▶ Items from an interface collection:
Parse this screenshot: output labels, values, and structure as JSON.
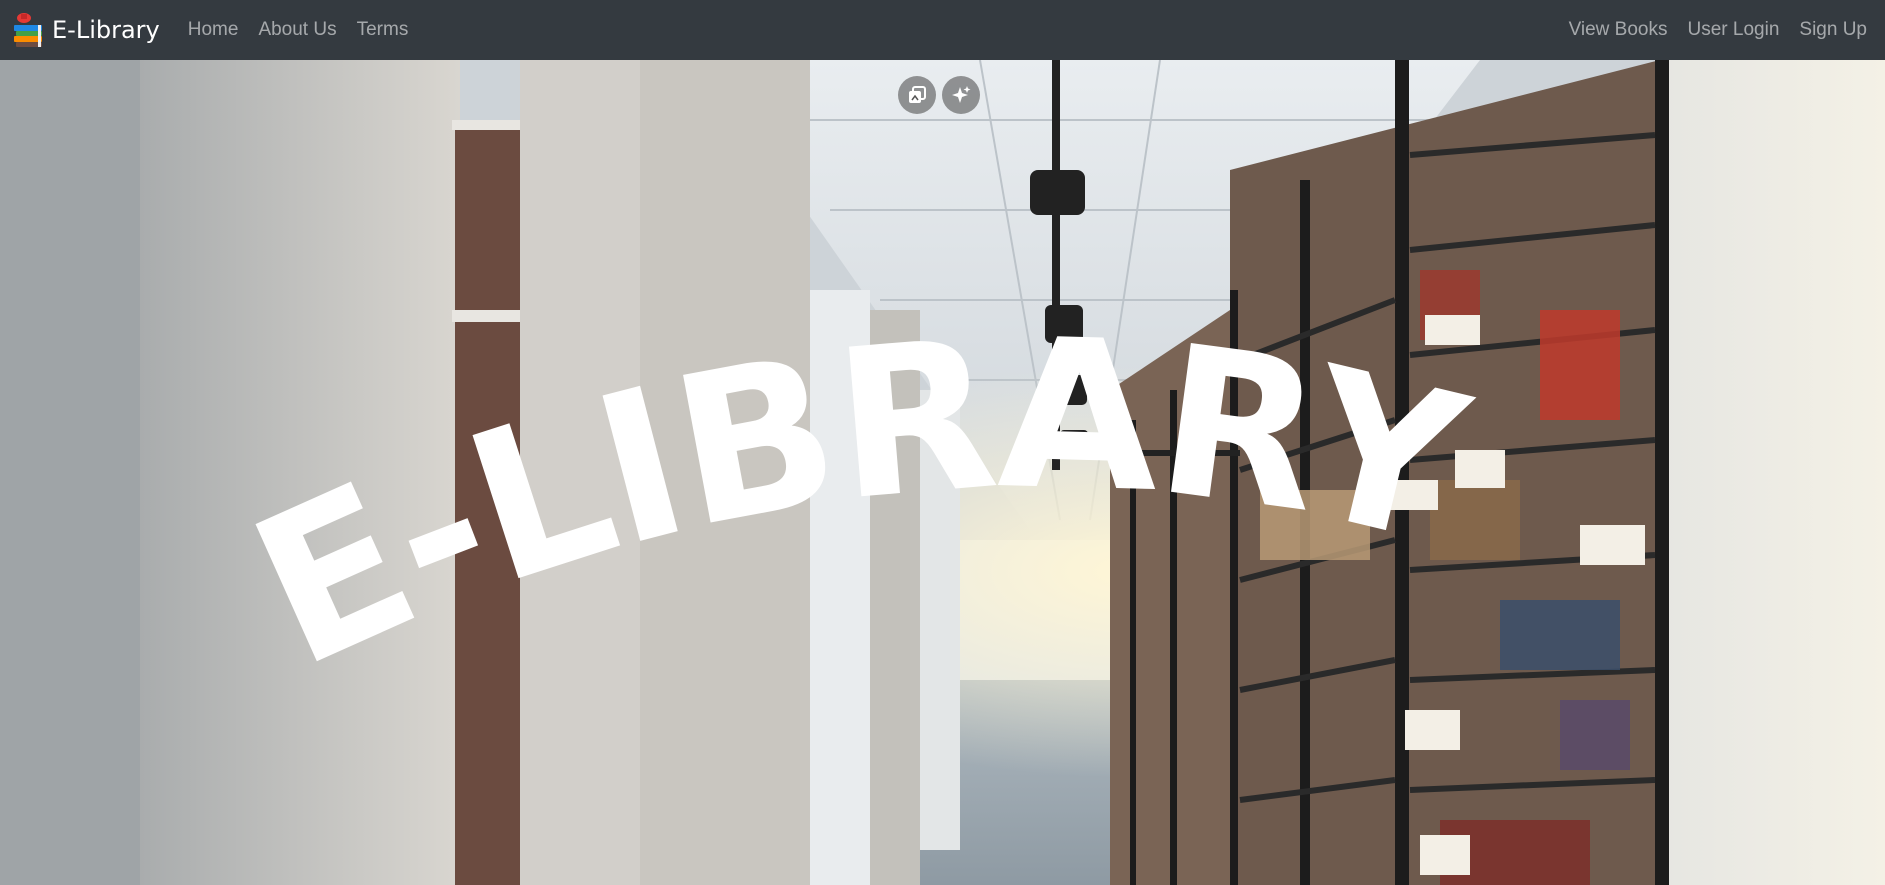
{
  "brand": {
    "name": "E-Library",
    "logo_icon": "books-stack-icon"
  },
  "nav_left": [
    "Home",
    "About Us",
    "Terms"
  ],
  "nav_right": [
    "View Books",
    "User Login",
    "Sign Up"
  ],
  "hero": {
    "title": "E-LIBRARY",
    "controls": [
      "copy-image-icon",
      "sparkle-icon"
    ]
  },
  "colors": {
    "navbar": "#343a40",
    "nav_link": "rgba(255,255,255,0.56)",
    "brand_text": "#ffffff",
    "title": "#ffffff"
  }
}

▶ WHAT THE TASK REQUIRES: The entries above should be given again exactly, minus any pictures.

▶ TASK OUTPUT:
Parse this screenshot: output labels, values, and structure as JSON.
{
  "brand": {
    "name": "E-Library",
    "logo_icon": "books-stack-icon"
  },
  "nav_left": [
    "Home",
    "About Us",
    "Terms"
  ],
  "nav_right": [
    "View Books",
    "User Login",
    "Sign Up"
  ],
  "hero": {
    "title": "E-LIBRARY",
    "controls": [
      "copy-image-icon",
      "sparkle-icon"
    ]
  },
  "colors": {
    "navbar": "#343a40",
    "nav_link": "rgba(255,255,255,0.56)",
    "brand_text": "#ffffff",
    "title": "#ffffff"
  }
}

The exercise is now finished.